Charles Dickens

Up to this time they had been very quiet, comparatively silent, save when the arrival of some new party at a window, hitherto unoccupied, gave them something new to look at or to talk of. But, as the hour approached, a buzz and hum arose, which, deepening every moment, soon swelled into a roar, and seemed to fill the air. No words or even voices could be distinguished in this clamour, nor did they speak much to each other; though such as were better informed upon the topic than the rest, would tell their neighbours, perhaps, that they might know the hangman when he came out, by his being the shorter one: and that the man who was to suffer with him was named Hugh: and that it was Barnaby Rudge who would be hanged in Bloomsbury Square.

The hum grew, as the time drew near, so loud, that those who were at the windows could not hear the church-clock strike, though it was close at hand. Nor had they any need to hear it, either, for they could see it in the people's faces. So surely as another quarter chimed, there was a movement in the crowd--as if something had passed over it--as if the light upon them had been changed--in which the fact was readable as on a brazen dial, figured by a giant's hand.

Three quarters past eleven! The murmur now was deafening, yet every man seemed mute. Look where you would among the crowd, you saw strained eyes and lips compressed; it would have been difficult for the most vigilant observer to point this way or that, and say that yonder man had cried out. It were as easy to detect the motion of lips in a sea-shell.

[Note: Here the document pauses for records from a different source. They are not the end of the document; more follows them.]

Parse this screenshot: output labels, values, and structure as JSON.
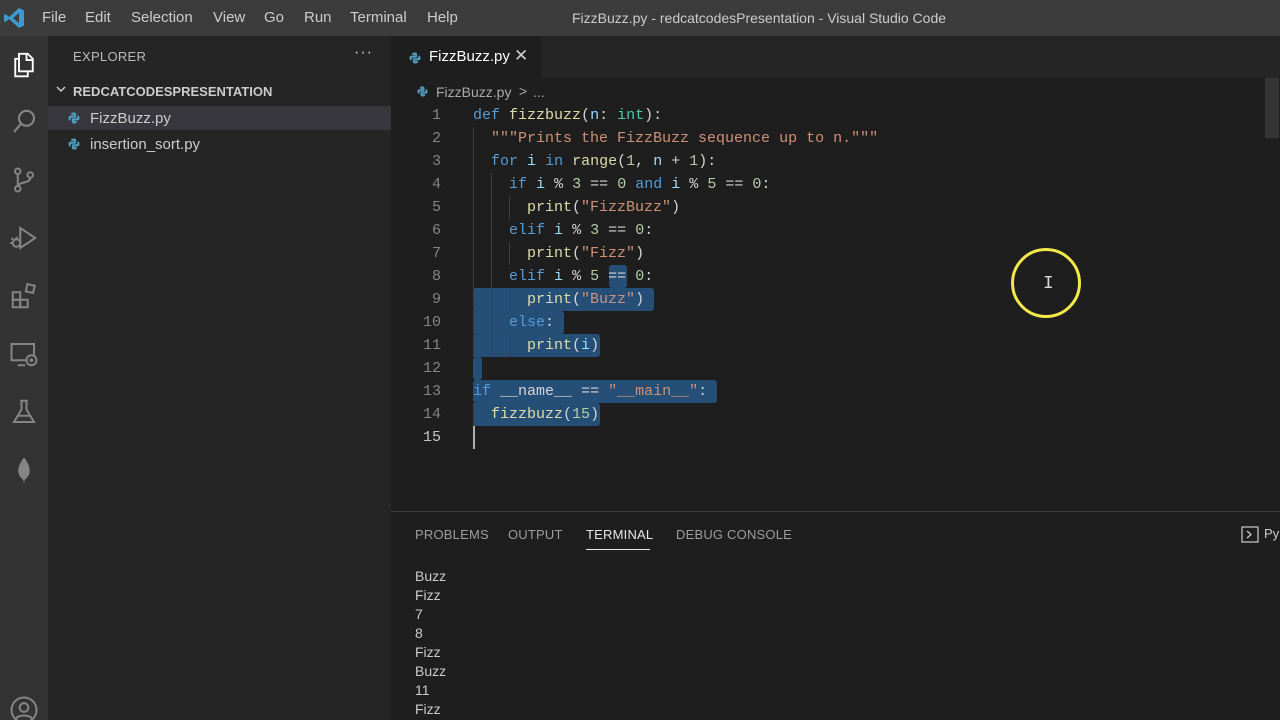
{
  "window": {
    "title": "FizzBuzz.py - redcatcodesPresentation - Visual Studio Code",
    "menu": [
      "File",
      "Edit",
      "Selection",
      "View",
      "Go",
      "Run",
      "Terminal",
      "Help"
    ]
  },
  "activity_bar": {
    "icons": [
      "explorer-icon",
      "search-icon",
      "source-control-icon",
      "run-debug-icon",
      "extensions-icon",
      "remote-explorer-icon",
      "testing-icon",
      "mongodb-icon",
      "account-icon"
    ]
  },
  "sidebar": {
    "title": "EXPLORER",
    "more": "···",
    "folder": "REDCATCODESPRESENTATION",
    "files": [
      {
        "name": "FizzBuzz.py",
        "selected": true
      },
      {
        "name": "insertion_sort.py",
        "selected": false
      }
    ]
  },
  "editor": {
    "tab_label": "FizzBuzz.py",
    "breadcrumb": {
      "file": "FizzBuzz.py",
      "separator": ">",
      "more": "..."
    },
    "current_line": 15,
    "line_numbers": [
      "1",
      "2",
      "3",
      "4",
      "5",
      "6",
      "7",
      "8",
      "9",
      "10",
      "11",
      "12",
      "13",
      "14",
      "15"
    ],
    "code_lines": [
      "def fizzbuzz(n: int):",
      "  \"\"\"Prints the FizzBuzz sequence up to n.\"\"\"",
      "  for i in range(1, n + 1):",
      "    if i % 3 == 0 and i % 5 == 0:",
      "      print(\"FizzBuzz\")",
      "    elif i % 3 == 0:",
      "      print(\"Fizz\")",
      "    elif i % 5 == 0:",
      "      print(\"Buzz\")",
      "    else:",
      "      print(i)",
      "",
      "if __name__ == \"__main__\":",
      "  fizzbuzz(15)",
      ""
    ],
    "colors": {
      "selection": "#264f78",
      "keyword": "#569cd6",
      "function": "#dcdcaa",
      "string": "#ce9178"
    }
  },
  "panel": {
    "tabs": [
      "PROBLEMS",
      "OUTPUT",
      "TERMINAL",
      "DEBUG CONSOLE"
    ],
    "active_tab": "TERMINAL",
    "shell_label": "Py",
    "terminal_output": [
      "Buzz",
      "Fizz",
      "7",
      "8",
      "Fizz",
      "Buzz",
      "11",
      "Fizz"
    ]
  },
  "cursor_highlight_color": "#f3e94a"
}
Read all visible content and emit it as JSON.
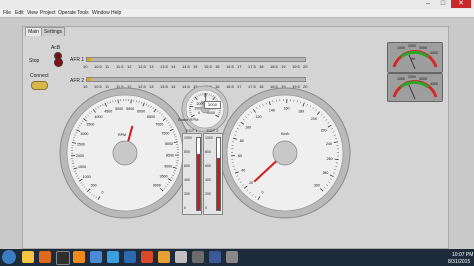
{
  "window": {
    "title": "",
    "controls": {
      "minimize": "–",
      "maximize": "□",
      "close": "✕"
    }
  },
  "menu": [
    "File",
    "Edit",
    "View",
    "Project",
    "Operate",
    "Tools",
    "Window",
    "Help"
  ],
  "tabs": [
    "Main",
    "Settings"
  ],
  "controls": {
    "afr_label": "AcB",
    "stop_label": "Stop",
    "connect_label": "Connect",
    "afr1_label": "AFR 1",
    "afr2_label": "AFR 2",
    "afr_scale": [
      "10",
      "10.5",
      "11",
      "11.5",
      "12",
      "12.5",
      "13",
      "13.5",
      "14",
      "14.5",
      "15",
      "15.5",
      "16",
      "16.5",
      "17",
      "17.5",
      "18",
      "18.5",
      "19",
      "19.5",
      "20"
    ]
  },
  "rpm_gauge": {
    "unit": "RPM",
    "ticks": [
      "0",
      "500",
      "1000",
      "1500",
      "2000",
      "2500",
      "3000",
      "3500",
      "4000",
      "4500",
      "5000",
      "5500",
      "6000",
      "6500",
      "7000",
      "7500",
      "8000",
      "8500",
      "9000",
      "9500",
      "9999"
    ],
    "value": 5800,
    "max": 9999
  },
  "boost_gauge": {
    "label": "Brake\nRPM",
    "ticks": [
      "0",
      "1000",
      "2000",
      "3000",
      "4000",
      "5000",
      "6000"
    ],
    "display": "3000"
  },
  "egt": {
    "egt1_label": "EGT 1",
    "egt2_label": "EGT 2",
    "ticks": [
      "1000",
      "800",
      "600",
      "400",
      "200",
      "0"
    ],
    "egt1_fraction": 0.78,
    "egt2_fraction": 0.72
  },
  "speed_gauge": {
    "unit": "Km/h",
    "ticks": [
      "0",
      "20",
      "40",
      "60",
      "80",
      "100",
      "120",
      "140",
      "160",
      "180",
      "200",
      "220",
      "240",
      "260",
      "280",
      "300"
    ],
    "value": 18,
    "max": 300
  },
  "afr_meter": {
    "ticks": [
      "1000",
      "2000",
      "3000",
      "4000"
    ],
    "label": "Afr"
  },
  "oil_meter": {
    "ticks": [
      "1000",
      "2000",
      "3000",
      "4000"
    ]
  },
  "taskbar": {
    "time": "10:07 PM",
    "date": "8/31/2015"
  },
  "colors": {
    "needle": "#d21b1b",
    "tank_fill": "#c41e1e",
    "slider_fill": "#e0a800",
    "taskbar": "#1e2b3b"
  }
}
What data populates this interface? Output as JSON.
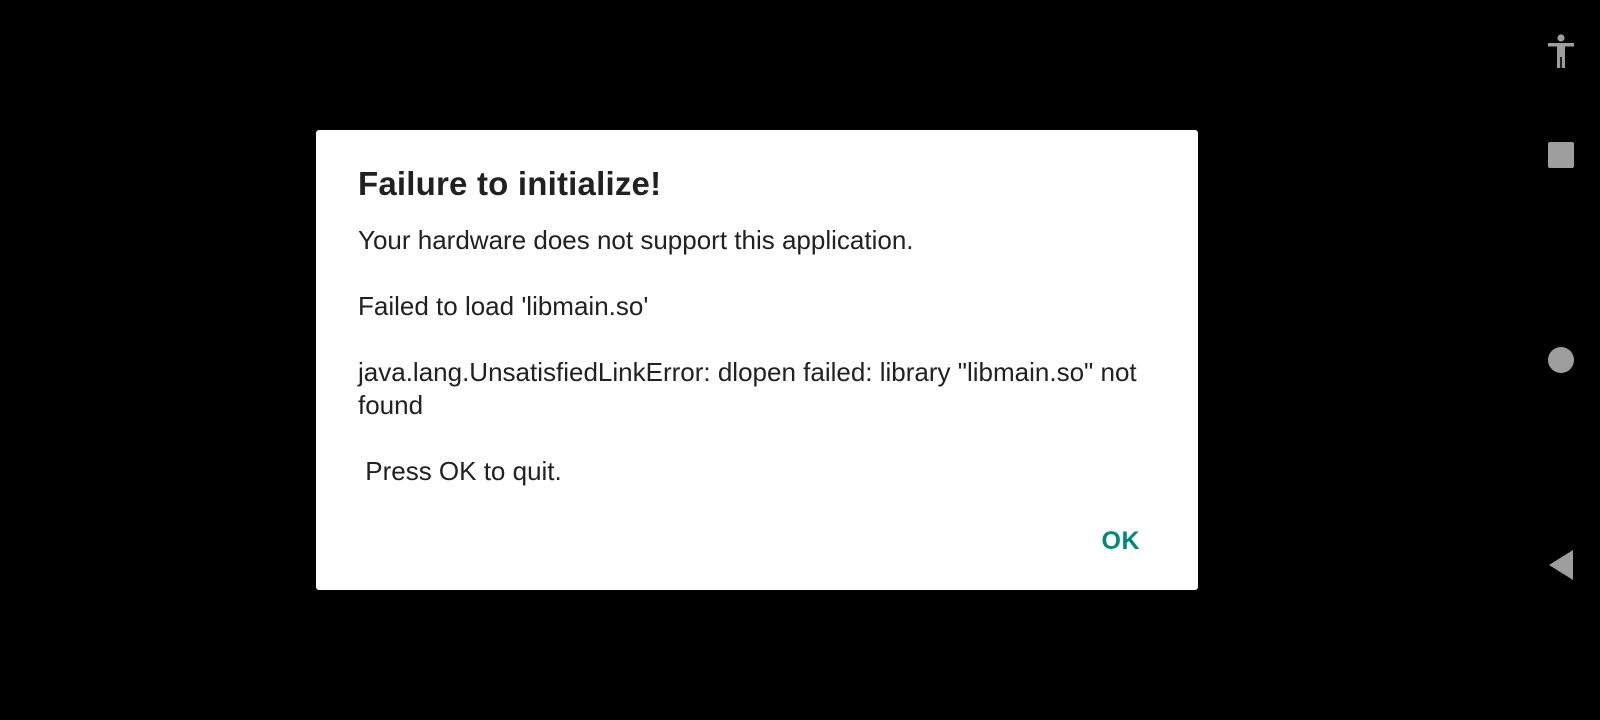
{
  "dialog": {
    "title": "Failure to initialize!",
    "message_lines": [
      "Your hardware does not support this application.",
      "Failed to load 'libmain.so'",
      "java.lang.UnsatisfiedLinkError: dlopen failed: library \"libmain.so\" not found",
      " Press OK to quit."
    ],
    "ok_label": "OK"
  },
  "navbar": {
    "items": [
      {
        "icon": "accessibility-icon"
      },
      {
        "icon": "recents-square-icon"
      },
      {
        "icon": "home-circle-icon"
      },
      {
        "icon": "back-triangle-icon"
      }
    ]
  },
  "colors": {
    "background": "#000000",
    "dialog_bg": "#ffffff",
    "text": "#212121",
    "accent": "#00897b",
    "nav_icon": "#9e9e9e"
  }
}
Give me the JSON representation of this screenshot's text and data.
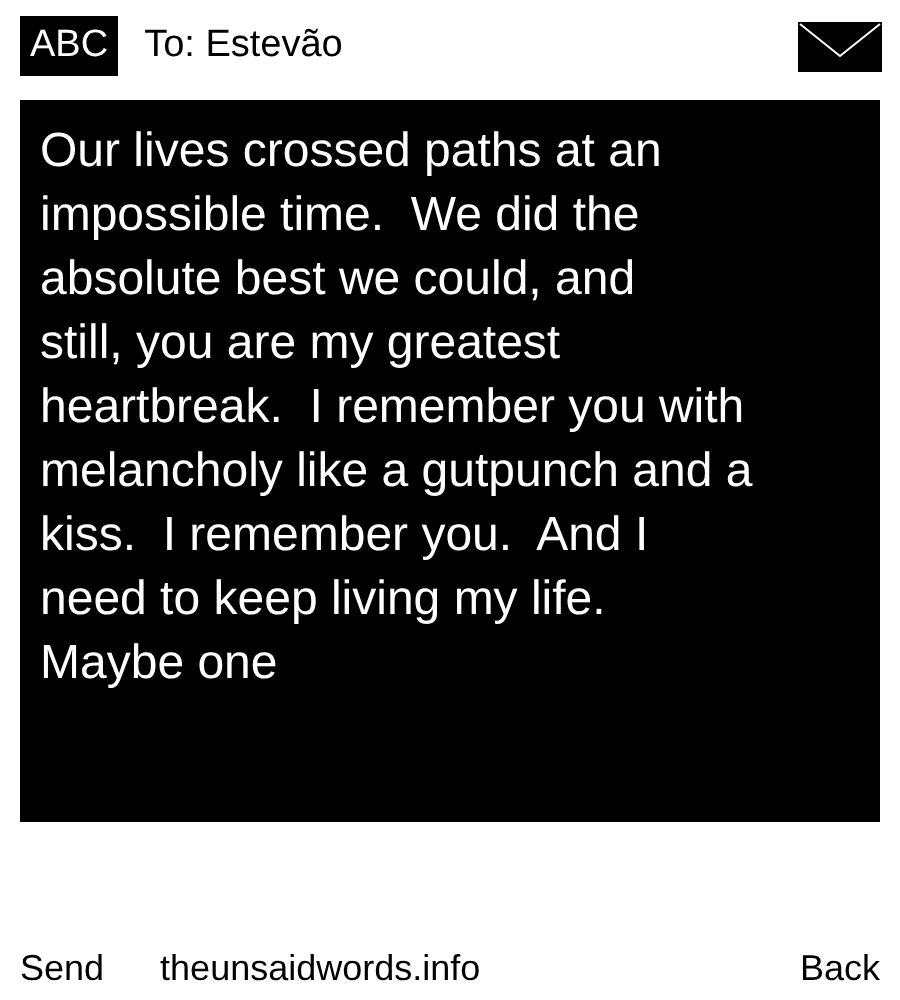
{
  "header": {
    "input_mode": "ABC",
    "recipient": "To: Estevão"
  },
  "message": {
    "text": "Our lives crossed paths at an\nimpossible time.  We did the\nabsolute best we could, and\nstill, you are my greatest\nheartbreak.  I remember you with\nmelancholy like a gutpunch and a\nkiss.  I remember you.  And I\nneed to keep living my life.\nMaybe one"
  },
  "footer": {
    "left": "Send",
    "center": "theunsaidwords.info",
    "right": "Back"
  }
}
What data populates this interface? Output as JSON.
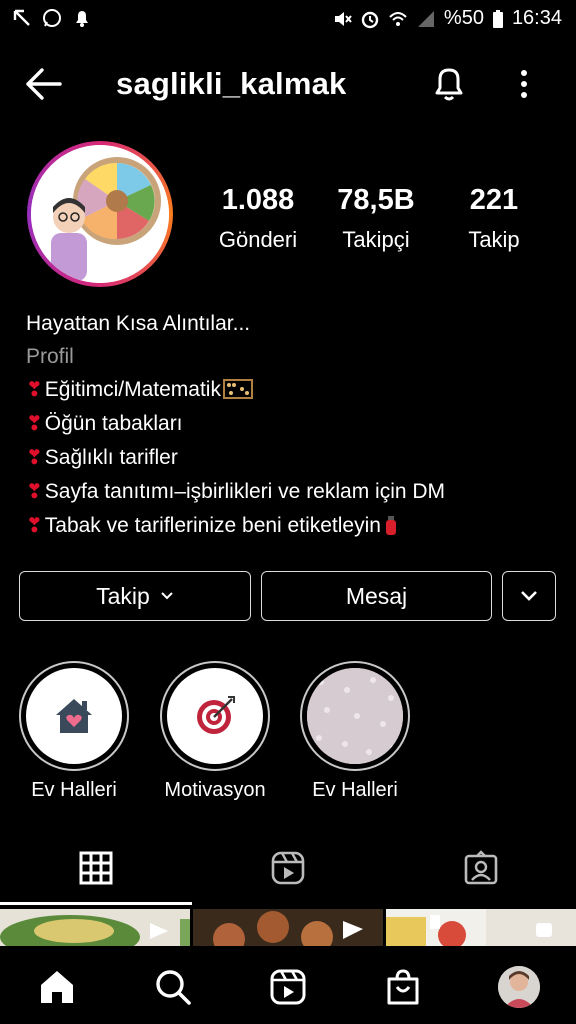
{
  "status_bar": {
    "battery": "%50",
    "time": "16:34"
  },
  "header": {
    "username": "saglikli_kalmak"
  },
  "stats": [
    {
      "value": "1.088",
      "label": "Gönderi"
    },
    {
      "value": "78,5B",
      "label": "Takipçi"
    },
    {
      "value": "221",
      "label": "Takip"
    }
  ],
  "bio": {
    "name": "Hayattan Kısa Alıntılar...",
    "category": "Profil",
    "lines": [
      "Eğitimci/Matematik",
      "Öğün tabakları",
      "Sağlıklı tarifler",
      "Sayfa tanıtımı–işbirlikleri ve reklam için DM",
      "Tabak ve tariflerinize beni etiketleyin"
    ]
  },
  "buttons": {
    "follow": "Takip",
    "message": "Mesaj"
  },
  "highlights": [
    {
      "label": "Ev Halleri",
      "icon": "house-heart-icon"
    },
    {
      "label": "Motivasyon",
      "icon": "target-icon"
    },
    {
      "label": "Ev Halleri",
      "icon": "pattern-icon"
    }
  ],
  "tabs": [
    "grid-icon",
    "reels-icon",
    "tagged-icon"
  ],
  "bottom_nav": [
    "home-icon",
    "search-icon",
    "reels-icon",
    "shop-icon",
    "profile-avatar"
  ],
  "colors": {
    "background": "#000000",
    "text": "#ffffff",
    "muted": "#9a9a9a",
    "heart": "#e0102c",
    "target": "#c0243c"
  }
}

Three quarters past eleven! Many spectators who had retired from the windows, came back refreshed, as though their watch had just begun. Those who had fallen asleep, roused themselves; and every person in the crowd made one last effort to better his position-- which caused a press against the sturdy barriers that made them bend and yield like twigs. The officers, who until now had kept together, fell into their several positions, and gave the words of command. Swords were drawn, muskets shouldered, and the bright steel winding its way among the crowd, gleamed and glittered in the sun like a river. Along this shining path, two men came hurrying on, leading a horse, which was speedily harnessed to the cart at the prison-door. Then, a profound silence replaced the tumult that had so long been gathering, and a breathless pause ensued. Every window was now choked up with heads; the house-tops teemed with people--clinging to chimneys, peering over gable-ends, and holding on where the sudden loosening of any brick or stone would dash them down into the street. The church tower, the church roof, the church yard, the prison leads, the very water-spouts and lampposts--every inch of room--swarmed with human life.

At the first stroke of twelve the prison-bell began to toll. Then the roar--mingled now with cries of 'Hats off!' and 'Poor fellows!' and, from some specks in the great concourse, with a shriek or groan--burst forth again. It was terrible to see--if any one in that distraction of excitement could have seen--the world of eager eyes, all strained upon the scaffold and the beam.

The hollow murmuring was heard within the jail as plainly as without. The three were brought forth into the yard, together, as it resounded through the air. They knew its import well.

'D'ye hear?' cried Hugh, undaunted by the sound. 'They expect us! I heard them gathering when I woke in the night, and turned over on t'other side and fell asleep again. We shall see how they welcome the hangman, now that it comes home to him. Ha, ha, ha!'

The Ordinary coming up at this moment, reproved him for his indecent mirth, and advised him to alter his demeanour.

'And why, master?' said Hugh. 'Can I do better than bear it easily? YOU bear it easily enough. Oh! never tell me,' he cried, as the other would have spoken, 'for all your sad look and your solemn air, you think little enough of it! They say you're the best maker of lobster salads in London.